'Brazen criminals': Rural crime cost UK £44.5m in 2017

The British countryside has been hit by a crime wave as thefts hit four year peak
The British countryside has been hit by a crime wave as thefts hit four year peak

New data shows rural crime cost the UK £44.5m in 2017, with the future trend showing a rise in this form of crime as thieves become more “brazen” as they target the countryside.

Every year rural crime costs millions of pounds and causes untold anxiety across the UK countryside.

Farmers are having to increase security and adopt new ways of protecting their equipment and stock with many farms being turned into fortresses, where thieves are repeatedly targeting quads, tractors and power tools.

This is also causing high levels of anxiety amongst farmers who know their rural location makes them vulnerable to attacks.

According to NFU Mutual, the shocking crime figures are the highest level in four years.

Every year, the rural insurer publishes a detailed report on rural crime trends in August which provides detailed analysis including county statistics and information on changing patterns of theft.

'Brazen criminals'

This year, widespread concern in rural communities has led NFU Mutual to issue an early warning to farmers and country dwellers to increase security.

Tim Price, NFU Mutual Rural Affairs Specialist explained: “From the South East of England to the North of Scotland we’re seeing brazen criminals stealing cars, 4 x 4s, tractors, quad bikes and tools.

“We’re especially concerned that criminals are becoming more sophisticated and are overcoming electronic security to steal expensive vehicles of all types.

“With police facing huge challenges – including budget cuts and extra workload – forces are finding it hard to resource rural policing and this may be one of the reasons for the rise in thefts we are seeing.”


Farmers have been told to adapt simple security measures. Fitting gates to prevent easy access to farm yards and drives is one of the most effective measures.

High-tech security such as movement detectors, infra-red cameras and ‘geo-fencing’, which triggers an alarm if a farm vehicle moves off the premises, can also play their part.

Mr Price continued: “Social media is fast becoming the new eyes and ears of the countryside and keeping in close touch with neighbours and police through local farmwatch schemes can play a significant role in identifying suspicious activity and bringing thieves to justice.”

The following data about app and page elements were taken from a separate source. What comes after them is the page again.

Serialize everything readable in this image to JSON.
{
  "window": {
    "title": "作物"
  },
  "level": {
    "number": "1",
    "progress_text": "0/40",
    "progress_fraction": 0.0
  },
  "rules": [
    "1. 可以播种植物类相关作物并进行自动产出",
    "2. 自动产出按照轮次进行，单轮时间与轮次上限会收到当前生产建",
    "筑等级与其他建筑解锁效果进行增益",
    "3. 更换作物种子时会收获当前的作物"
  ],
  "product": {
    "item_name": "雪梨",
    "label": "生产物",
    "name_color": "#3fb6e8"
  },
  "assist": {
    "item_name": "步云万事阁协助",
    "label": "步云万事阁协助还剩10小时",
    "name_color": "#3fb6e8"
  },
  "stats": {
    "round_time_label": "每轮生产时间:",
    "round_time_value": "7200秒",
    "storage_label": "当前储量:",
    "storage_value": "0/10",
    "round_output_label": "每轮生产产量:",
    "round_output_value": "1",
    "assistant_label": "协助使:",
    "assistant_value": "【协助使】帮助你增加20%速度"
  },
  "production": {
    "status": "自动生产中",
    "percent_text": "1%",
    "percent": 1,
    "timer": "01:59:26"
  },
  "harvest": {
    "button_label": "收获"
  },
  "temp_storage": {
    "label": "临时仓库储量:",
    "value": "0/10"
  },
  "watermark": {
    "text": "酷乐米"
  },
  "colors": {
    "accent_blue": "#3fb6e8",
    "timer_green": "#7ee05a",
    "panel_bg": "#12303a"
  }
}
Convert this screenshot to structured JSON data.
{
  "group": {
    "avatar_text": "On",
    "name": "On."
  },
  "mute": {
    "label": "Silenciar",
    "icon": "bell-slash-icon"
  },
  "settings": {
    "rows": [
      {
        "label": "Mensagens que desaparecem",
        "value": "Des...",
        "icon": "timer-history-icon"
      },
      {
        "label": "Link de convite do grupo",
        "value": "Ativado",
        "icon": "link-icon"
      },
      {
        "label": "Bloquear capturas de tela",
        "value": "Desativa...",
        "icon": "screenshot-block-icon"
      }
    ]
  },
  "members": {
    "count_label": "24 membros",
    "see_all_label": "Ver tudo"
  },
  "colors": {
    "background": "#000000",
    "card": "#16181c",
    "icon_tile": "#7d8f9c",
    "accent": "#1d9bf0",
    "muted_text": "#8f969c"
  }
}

The steepest rises regionally in the cost of theft claims were in Wales, the Midlands and South East England.

Only one region, the north East of England recorded a significant fall in the cost of theft claims.